I tested using a single 10GbE port as it provided more than enough bandwidth for my limited setup. You can see the raw SMB throughput from the synthetic CrystalDiskMark 6, which was largely backed up by my real world large file transfers that ran from 300MBps to 350MBps.
Functioning as an iSCSI target, the numbers, including 4K transfers jumped quite a bit.
VMs ran “Okay” via a VNC connection, though I wouldn’t want to use them on a regular basis, or say that’s the box’s strong point. Streaming 1080p video using Plex to several PC simultaneously, the Mini XL+ never broke a sweat. The numbers shown above, as well as my subjective testing showed the Mini XL+ to be a solid performer given the heavy requirements of ZFS. ZFS which is more about data integrity than raw speed.
Note that performance testing was finished before I learned of the over-provisioning error. What impact having more write cache would’ve had is uncertain, but these CrystalDiskMark test were writing only 1GB. The numbers with the one run I did with 32GB were a bit slower, though not drastically so.
iXsystems figures the Mini XL+ is good for up to 100 users, assuming they’re not all videographers or watching 4K video of course. I’d agree given normal business workloads.
The Mini XL+’s solid construction and performance, as well as the out of bandwidth IPMI access and numerous support options offered by iXsystems makes $1400 a good deal for a smaller business or large workgroup.
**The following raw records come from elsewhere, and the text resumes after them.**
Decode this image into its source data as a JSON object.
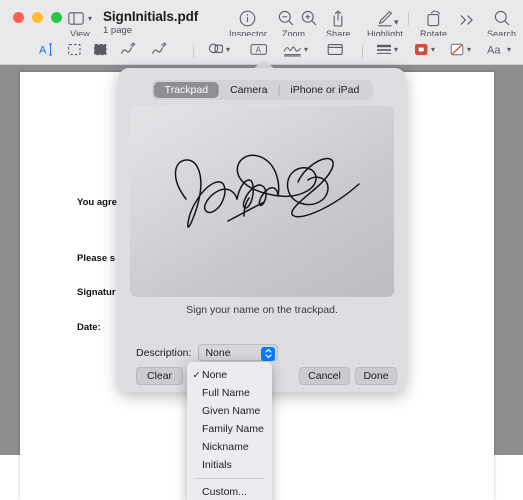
{
  "window": {
    "title": "SignInitials.pdf",
    "subtitle": "1 page",
    "traffic_lights": [
      "close",
      "minimize",
      "zoom"
    ]
  },
  "toolbar": {
    "view_label": "View",
    "inspector_label": "Inspector",
    "zoom_label": "Zoom",
    "share_label": "Share",
    "highlight_label": "Highlight",
    "rotate_label": "Rotate",
    "search_label": "Search",
    "icons": [
      "sidebar-icon",
      "chevron-down-icon",
      "info-circle-icon",
      "zoom-out-icon",
      "zoom-in-icon",
      "share-icon",
      "highlight-pen-icon",
      "rotate-icon",
      "more-chevrons-icon",
      "search-icon"
    ]
  },
  "toolbar2": {
    "icons": [
      "text-select-icon",
      "rectangular-selection-icon",
      "lasso-selection-icon",
      "redact-icon",
      "sketch-icon",
      "draw-icon",
      "shapes-icon",
      "text-box-icon",
      "signature-icon",
      "note-icon",
      "line-style-icon",
      "fill-color-icon",
      "stroke-color-icon",
      "font-icon"
    ]
  },
  "document": {
    "lines": [
      "You agre",
      "Please s",
      "Signatur",
      "Date:"
    ]
  },
  "popover": {
    "tabs": [
      {
        "label": "Trackpad",
        "active": true
      },
      {
        "label": "Camera",
        "active": false
      },
      {
        "label": "iPhone or iPad",
        "active": false
      }
    ],
    "hint": "Sign your name on the trackpad.",
    "description_label": "Description:",
    "description_value": "None",
    "clear_label": "Clear",
    "cancel_label": "Cancel",
    "done_label": "Done",
    "accent_color": "#0a7cf0",
    "background_color": "#dddde2"
  },
  "menu": {
    "checkmark": "✓",
    "items": [
      {
        "label": "None",
        "checked": true
      },
      {
        "label": "Full Name",
        "checked": false
      },
      {
        "label": "Given Name",
        "checked": false
      },
      {
        "label": "Family Name",
        "checked": false
      },
      {
        "label": "Nickname",
        "checked": false
      },
      {
        "label": "Initials",
        "checked": false
      }
    ],
    "custom_label": "Custom..."
  }
}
Indeed, pre-packaging and pre-installation by the company saves you money right off the bat.
If you’re not ready to commit to a product like the Mini XL+, FreeNAS is still free for the download, so you can kick the tires and learn the ropes.
This article was edited on 7/23/2020 to correct misinformation about the # and type of bays and SSDs in the system.